The West Redoubt of Fort Clinton
1776 – 1777
by a greatly outnumbered
Brigadier General James Clinton
Captured by British Oct. 6, 1777
Destroyed Oct. 26, 1777
Manhattan Chapter D.A.R.
- 1940 -
Erected 1940 by Daughters of the American Revolution - Manhattan Chater.
Topics. This historical marker is listed in this topic list: War, US Revolutionary. A significant historical year for this entry is 1776.
Location. 41° 19.16′ N, 73° 59.376′ W. Marker is in Bear Mountain, New York, in Rockland County. Marker can be reached from New York State Route 9 W when traveling north. Marker is located on a walking trail through the zoo at Bear Mountain State Park. Touch for map. Marker is in this post office area: Bear Mountain NY 10911, United States of America. Touch for directions.
Other nearby markers. At least 8 other markers are within walking distance of this marker. The British Attempt to Divide the Colonies during the War of Independence (a few steps from this marker); Outer Redoubt of Fort Clinton (a few steps from this marker); Fort Clinton’s Outer RedoubtAppalachian Trail (within shouting distance of this marker); a different marker also named Appalachian Trail (about 300 feet away, measured in a direct line); The Historic 1777 & 1779 Trails (about 300 feet away); Fort Clinton (about 400 feet away); Bear Mountain Bridge (about 500 feet away). Touch for a list and map of all markers in Bear Mountain.
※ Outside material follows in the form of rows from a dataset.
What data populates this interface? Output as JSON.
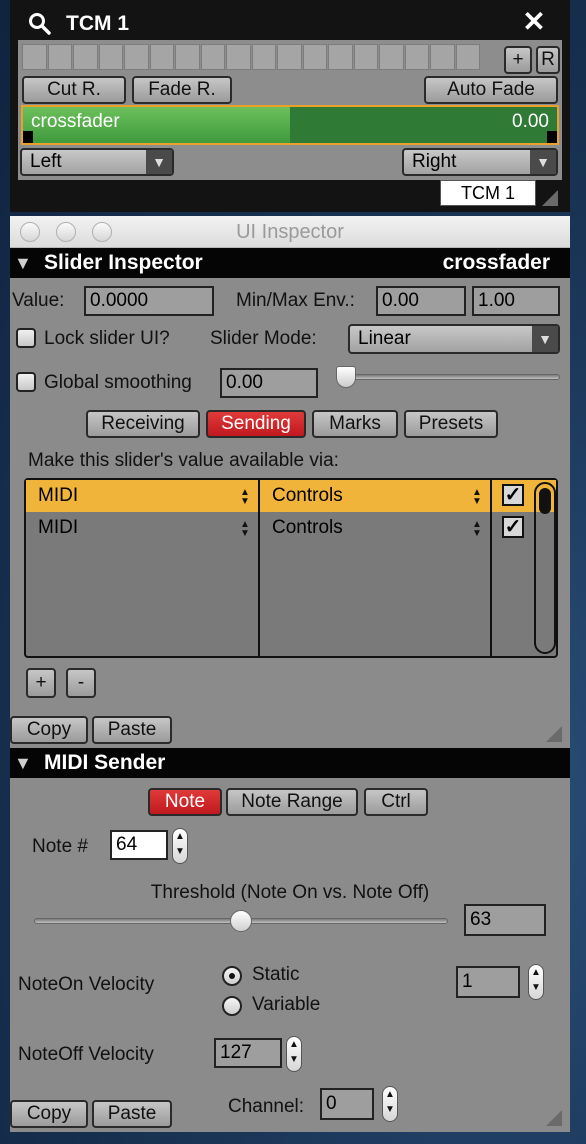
{
  "tcm": {
    "title": "TCM 1",
    "plus_label": "+",
    "r_label": "R",
    "cut_label": "Cut R.",
    "fade_label": "Fade R.",
    "auto_fade_label": "Auto Fade",
    "slider": {
      "label": "crossfader",
      "value": "0.00",
      "fill_fraction": 0.5
    },
    "left_select": "Left",
    "right_select": "Right",
    "tab_label": "TCM 1",
    "icons": {
      "search": "search-icon",
      "close": "close-icon"
    }
  },
  "inspector": {
    "window_title": "UI Inspector",
    "slider_inspector": {
      "heading": "Slider Inspector",
      "target_name": "crossfader",
      "value_label": "Value:",
      "value": "0.0000",
      "minmax_label": "Min/Max Env.:",
      "min": "0.00",
      "max": "1.00",
      "lock_label": "Lock slider UI?",
      "mode_label": "Slider Mode:",
      "mode_value": "Linear",
      "smoothing_label": "Global smoothing",
      "smoothing_value": "0.00",
      "smoothing_fraction": 0.0,
      "tabs": [
        "Receiving",
        "Sending",
        "Marks",
        "Presets"
      ],
      "active_tab": "Sending",
      "available_via_label": "Make this slider's value available via:",
      "rows": [
        {
          "protocol": "MIDI",
          "type": "Controls",
          "enabled": true,
          "selected": true
        },
        {
          "protocol": "MIDI",
          "type": "Controls",
          "enabled": true,
          "selected": false
        }
      ],
      "add_label": "+",
      "remove_label": "-",
      "copy_label": "Copy",
      "paste_label": "Paste"
    },
    "midi_sender": {
      "heading": "MIDI Sender",
      "tabs": [
        "Note",
        "Note Range",
        "Ctrl"
      ],
      "active_tab": "Note",
      "note_label": "Note #",
      "note_value": "64",
      "threshold_label": "Threshold (Note On vs. Note Off)",
      "threshold_value": "63",
      "threshold_fraction": 0.5,
      "noteon_label": "NoteOn Velocity",
      "static_label": "Static",
      "variable_label": "Variable",
      "velocity_mode": "Static",
      "noteon_value": "1",
      "noteoff_label": "NoteOff Velocity",
      "noteoff_value": "127",
      "channel_label": "Channel:",
      "channel_value": "0",
      "copy_label": "Copy",
      "paste_label": "Paste"
    }
  },
  "colors": {
    "accent_orange": "#f0b43a",
    "active_red": "#c91f25",
    "slider_green": "#4caf50"
  }
}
Also see . . . The Battle of Fort's (sic) Montgomery and Clinton. The American Revolutionary War website entry (Submitted on February 16, 2012, by Bill Coughlin of Woodland Park, New Jersey.)
Credits. This page was last revised on August 21, 2021. It was originally submitted on February 16, 2012, by Bill Coughlin of Woodland Park, New Jersey. This page has been viewed 535 times since then and 19 times this year. Photos: 1, 2, 3, 4, 5, 6, 7. submitted on February 16, 2012, by Bill Coughlin of Woodland Park, New Jersey. 8. submitted on February 17, 2012, by Bill Coughlin of Woodland Park, New Jersey.